“Here we stand today in the midst of the chaos of COVID. He still intercedes for us. He still can lead us to the place where we can find the most confidence and love in God and strength in knowing that what he has planned for us is already something that we should be thankful for,” she said.
Berghouse hopes the documentary will influence its audience to rely on Casey’s intercession, but also be a source of inspiration. She said Casey’s life is a reflection of God's providence and the hope this brings.
“[We] participate in the call to create a documentary of his life because it was a life that was filled with immense beauty [and] hope. It continues to lead us closer to Christ by what he experienced, what he taught, and what he continues to share, even after he is no longer here,” she said.
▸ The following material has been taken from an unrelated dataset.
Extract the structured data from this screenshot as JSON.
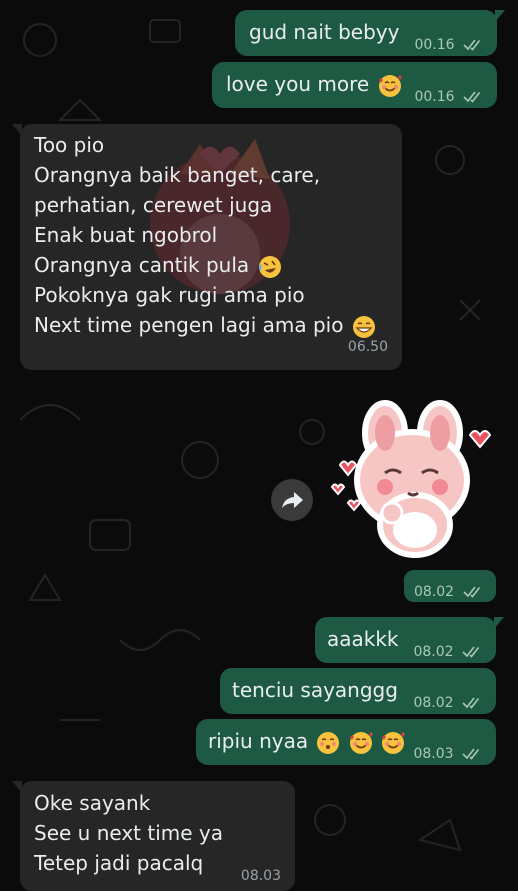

“I think what we see in his life is an immense promise of hope and God's plan for who we are, wherever that is, whatever it is, God has a plan.”